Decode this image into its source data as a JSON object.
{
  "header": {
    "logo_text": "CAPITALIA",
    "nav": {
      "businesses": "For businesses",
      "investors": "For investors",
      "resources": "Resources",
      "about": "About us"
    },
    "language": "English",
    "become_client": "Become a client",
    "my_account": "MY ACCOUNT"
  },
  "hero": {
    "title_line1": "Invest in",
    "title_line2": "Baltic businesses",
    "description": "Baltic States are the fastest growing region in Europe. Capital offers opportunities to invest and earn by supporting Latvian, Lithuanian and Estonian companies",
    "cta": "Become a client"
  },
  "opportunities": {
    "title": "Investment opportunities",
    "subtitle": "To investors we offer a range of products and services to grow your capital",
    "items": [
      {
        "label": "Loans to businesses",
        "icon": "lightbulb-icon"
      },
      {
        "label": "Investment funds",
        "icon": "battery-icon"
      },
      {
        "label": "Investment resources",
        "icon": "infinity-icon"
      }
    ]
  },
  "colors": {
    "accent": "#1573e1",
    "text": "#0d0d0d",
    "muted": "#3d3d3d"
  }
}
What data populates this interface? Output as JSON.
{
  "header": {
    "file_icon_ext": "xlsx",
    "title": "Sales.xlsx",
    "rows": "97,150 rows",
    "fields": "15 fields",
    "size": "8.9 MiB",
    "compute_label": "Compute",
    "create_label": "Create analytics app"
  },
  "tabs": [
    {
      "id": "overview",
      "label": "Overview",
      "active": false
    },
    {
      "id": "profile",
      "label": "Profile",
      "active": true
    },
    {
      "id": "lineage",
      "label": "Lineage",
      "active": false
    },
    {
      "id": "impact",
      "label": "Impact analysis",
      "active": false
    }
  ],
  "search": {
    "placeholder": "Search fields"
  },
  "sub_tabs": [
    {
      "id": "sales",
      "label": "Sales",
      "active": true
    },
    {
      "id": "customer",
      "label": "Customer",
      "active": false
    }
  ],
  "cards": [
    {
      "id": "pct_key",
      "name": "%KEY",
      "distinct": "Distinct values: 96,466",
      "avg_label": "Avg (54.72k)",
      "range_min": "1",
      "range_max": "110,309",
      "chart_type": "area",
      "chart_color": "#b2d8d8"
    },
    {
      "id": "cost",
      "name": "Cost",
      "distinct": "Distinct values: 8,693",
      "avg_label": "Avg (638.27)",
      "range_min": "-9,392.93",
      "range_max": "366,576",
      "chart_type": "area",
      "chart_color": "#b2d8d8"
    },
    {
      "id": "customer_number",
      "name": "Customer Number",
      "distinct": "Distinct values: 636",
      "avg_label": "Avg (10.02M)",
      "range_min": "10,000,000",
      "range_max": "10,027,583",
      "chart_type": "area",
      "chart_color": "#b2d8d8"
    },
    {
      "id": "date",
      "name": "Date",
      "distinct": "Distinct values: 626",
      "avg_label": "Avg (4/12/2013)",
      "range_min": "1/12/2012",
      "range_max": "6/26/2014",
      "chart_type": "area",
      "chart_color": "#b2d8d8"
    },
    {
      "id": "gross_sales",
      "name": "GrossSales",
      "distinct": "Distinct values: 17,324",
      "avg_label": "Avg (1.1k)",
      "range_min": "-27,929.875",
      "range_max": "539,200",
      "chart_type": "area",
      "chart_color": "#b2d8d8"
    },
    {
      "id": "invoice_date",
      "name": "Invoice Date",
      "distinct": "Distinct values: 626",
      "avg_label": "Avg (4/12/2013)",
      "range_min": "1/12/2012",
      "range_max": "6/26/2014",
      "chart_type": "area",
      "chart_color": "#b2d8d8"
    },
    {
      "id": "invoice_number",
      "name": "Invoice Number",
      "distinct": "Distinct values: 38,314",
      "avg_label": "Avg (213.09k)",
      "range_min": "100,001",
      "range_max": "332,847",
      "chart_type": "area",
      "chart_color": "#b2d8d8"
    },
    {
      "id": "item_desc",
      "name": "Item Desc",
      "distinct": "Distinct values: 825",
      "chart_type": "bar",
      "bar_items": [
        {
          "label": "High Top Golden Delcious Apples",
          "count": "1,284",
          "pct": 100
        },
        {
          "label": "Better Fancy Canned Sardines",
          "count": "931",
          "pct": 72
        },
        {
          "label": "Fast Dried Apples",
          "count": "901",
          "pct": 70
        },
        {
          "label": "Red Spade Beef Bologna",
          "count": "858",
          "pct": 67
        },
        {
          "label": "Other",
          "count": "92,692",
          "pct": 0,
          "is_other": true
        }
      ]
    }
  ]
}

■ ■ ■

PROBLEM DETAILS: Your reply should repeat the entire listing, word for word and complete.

OUTPUT FOR THIS TASK:
Decode this image into its source data as a JSON object.
{
  "header": {
    "logo_text": "CAPITALIA",
    "nav": {
      "businesses": "For businesses",
      "investors": "For investors",
      "resources": "Resources",
      "about": "About us"
    },
    "language": "English",
    "become_client": "Become a client",
    "my_account": "MY ACCOUNT"
  },
  "hero": {
    "title_line1": "Invest in",
    "title_line2": "Baltic businesses",
    "description": "Baltic States are the fastest growing region in Europe. Capital offers opportunities to invest and earn by supporting Latvian, Lithuanian and Estonian companies",
    "cta": "Become a client"
  },
  "opportunities": {
    "title": "Investment opportunities",
    "subtitle": "To investors we offer a range of products and services to grow your capital",
    "items": [
      {
        "label": "Loans to businesses",
        "icon": "lightbulb-icon"
      },
      {
        "label": "Investment funds",
        "icon": "battery-icon"
      },
      {
        "label": "Investment resources",
        "icon": "infinity-icon"
      }
    ]
  },
  "colors": {
    "accent": "#1573e1",
    "text": "#0d0d0d",
    "muted": "#3d3d3d"
  }
}
What data populates this interface? Output as JSON.
{
  "header": {
    "file_icon_ext": "xlsx",
    "title": "Sales.xlsx",
    "rows": "97,150 rows",
    "fields": "15 fields",
    "size": "8.9 MiB",
    "compute_label": "Compute",
    "create_label": "Create analytics app"
  },
  "tabs": [
    {
      "id": "overview",
      "label": "Overview",
      "active": false
    },
    {
      "id": "profile",
      "label": "Profile",
      "active": true
    },
    {
      "id": "lineage",
      "label": "Lineage",
      "active": false
    },
    {
      "id": "impact",
      "label": "Impact analysis",
      "active": false
    }
  ],
  "search": {
    "placeholder": "Search fields"
  },
  "sub_tabs": [
    {
      "id": "sales",
      "label": "Sales",
      "active": true
    },
    {
      "id": "customer",
      "label": "Customer",
      "active": false
    }
  ],
  "cards": [
    {
      "id": "pct_key",
      "name": "%KEY",
      "distinct": "Distinct values: 96,466",
      "avg_label": "Avg (54.72k)",
      "range_min": "1",
      "range_max": "110,309",
      "chart_type": "area",
      "chart_color": "#b2d8d8"
    },
    {
      "id": "cost",
      "name": "Cost",
      "distinct": "Distinct values: 8,693",
      "avg_label": "Avg (638.27)",
      "range_min": "-9,392.93",
      "range_max": "366,576",
      "chart_type": "area",
      "chart_color": "#b2d8d8"
    },
    {
      "id": "customer_number",
      "name": "Customer Number",
      "distinct": "Distinct values: 636",
      "avg_label": "Avg (10.02M)",
      "range_min": "10,000,000",
      "range_max": "10,027,583",
      "chart_type": "area",
      "chart_color": "#b2d8d8"
    },
    {
      "id": "date",
      "name": "Date",
      "distinct": "Distinct values: 626",
      "avg_label": "Avg (4/12/2013)",
      "range_min": "1/12/2012",
      "range_max": "6/26/2014",
      "chart_type": "area",
      "chart_color": "#b2d8d8"
    },
    {
      "id": "gross_sales",
      "name": "GrossSales",
      "distinct": "Distinct values: 17,324",
      "avg_label": "Avg (1.1k)",
      "range_min": "-27,929.875",
      "range_max": "539,200",
      "chart_type": "area",
      "chart_color": "#b2d8d8"
    },
    {
      "id": "invoice_date",
      "name": "Invoice Date",
      "distinct": "Distinct values: 626",
      "avg_label": "Avg (4/12/2013)",
      "range_min": "1/12/2012",
      "range_max": "6/26/2014",
      "chart_type": "area",
      "chart_color": "#b2d8d8"
    },
    {
      "id": "invoice_number",
      "name": "Invoice Number",
      "distinct": "Distinct values: 38,314",
      "avg_label": "Avg (213.09k)",
      "range_min": "100,001",
      "range_max": "332,847",
      "chart_type": "area",
      "chart_color": "#b2d8d8"
    },
    {
      "id": "item_desc",
      "name": "Item Desc",
      "distinct": "Distinct values: 825",
      "chart_type": "bar",
      "bar_items": [
        {
          "label": "High Top Golden Delcious Apples",
          "count": "1,284",
          "pct": 100
        },
        {
          "label": "Better Fancy Canned Sardines",
          "count": "931",
          "pct": 72
        },
        {
          "label": "Fast Dried Apples",
          "count": "901",
          "pct": 70
        },
        {
          "label": "Red Spade Beef Bologna",
          "count": "858",
          "pct": 67
        },
        {
          "label": "Other",
          "count": "92,692",
          "pct": 0,
          "is_other": true
        }
      ]
    }
  ]
}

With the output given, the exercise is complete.